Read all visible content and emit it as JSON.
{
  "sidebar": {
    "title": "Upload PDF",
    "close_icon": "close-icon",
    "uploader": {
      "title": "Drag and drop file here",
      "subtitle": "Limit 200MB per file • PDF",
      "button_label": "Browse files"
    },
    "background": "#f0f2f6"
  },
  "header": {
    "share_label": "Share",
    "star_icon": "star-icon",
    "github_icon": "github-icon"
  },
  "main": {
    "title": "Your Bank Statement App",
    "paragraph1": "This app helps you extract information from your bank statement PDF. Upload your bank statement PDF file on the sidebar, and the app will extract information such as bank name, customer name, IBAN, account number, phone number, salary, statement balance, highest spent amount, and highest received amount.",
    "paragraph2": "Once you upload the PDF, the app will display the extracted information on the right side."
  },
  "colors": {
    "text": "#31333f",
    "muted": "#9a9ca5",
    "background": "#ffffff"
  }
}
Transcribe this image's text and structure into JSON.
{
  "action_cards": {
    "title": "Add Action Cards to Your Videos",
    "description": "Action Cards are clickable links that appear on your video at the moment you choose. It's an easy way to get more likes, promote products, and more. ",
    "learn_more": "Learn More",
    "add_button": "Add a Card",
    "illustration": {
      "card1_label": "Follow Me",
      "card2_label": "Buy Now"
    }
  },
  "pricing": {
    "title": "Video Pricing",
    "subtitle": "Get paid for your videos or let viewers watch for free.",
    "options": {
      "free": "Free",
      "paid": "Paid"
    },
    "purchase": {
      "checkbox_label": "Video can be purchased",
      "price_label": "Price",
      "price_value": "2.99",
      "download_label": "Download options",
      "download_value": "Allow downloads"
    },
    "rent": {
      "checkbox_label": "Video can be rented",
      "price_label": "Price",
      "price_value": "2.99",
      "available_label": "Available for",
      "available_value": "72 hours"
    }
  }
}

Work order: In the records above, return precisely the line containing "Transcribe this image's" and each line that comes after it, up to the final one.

Answer area:
Transcribe this image's text and structure into JSON.
{
  "action_cards": {
    "title": "Add Action Cards to Your Videos",
    "description": "Action Cards are clickable links that appear on your video at the moment you choose. It's an easy way to get more likes, promote products, and more. ",
    "learn_more": "Learn More",
    "add_button": "Add a Card",
    "illustration": {
      "card1_label": "Follow Me",
      "card2_label": "Buy Now"
    }
  },
  "pricing": {
    "title": "Video Pricing",
    "subtitle": "Get paid for your videos or let viewers watch for free.",
    "options": {
      "free": "Free",
      "paid": "Paid"
    },
    "purchase": {
      "checkbox_label": "Video can be purchased",
      "price_label": "Price",
      "price_value": "2.99",
      "download_label": "Download options",
      "download_value": "Allow downloads"
    },
    "rent": {
      "checkbox_label": "Video can be rented",
      "price_label": "Price",
      "price_value": "2.99",
      "available_label": "Available for",
      "available_value": "72 hours"
    }
  }
}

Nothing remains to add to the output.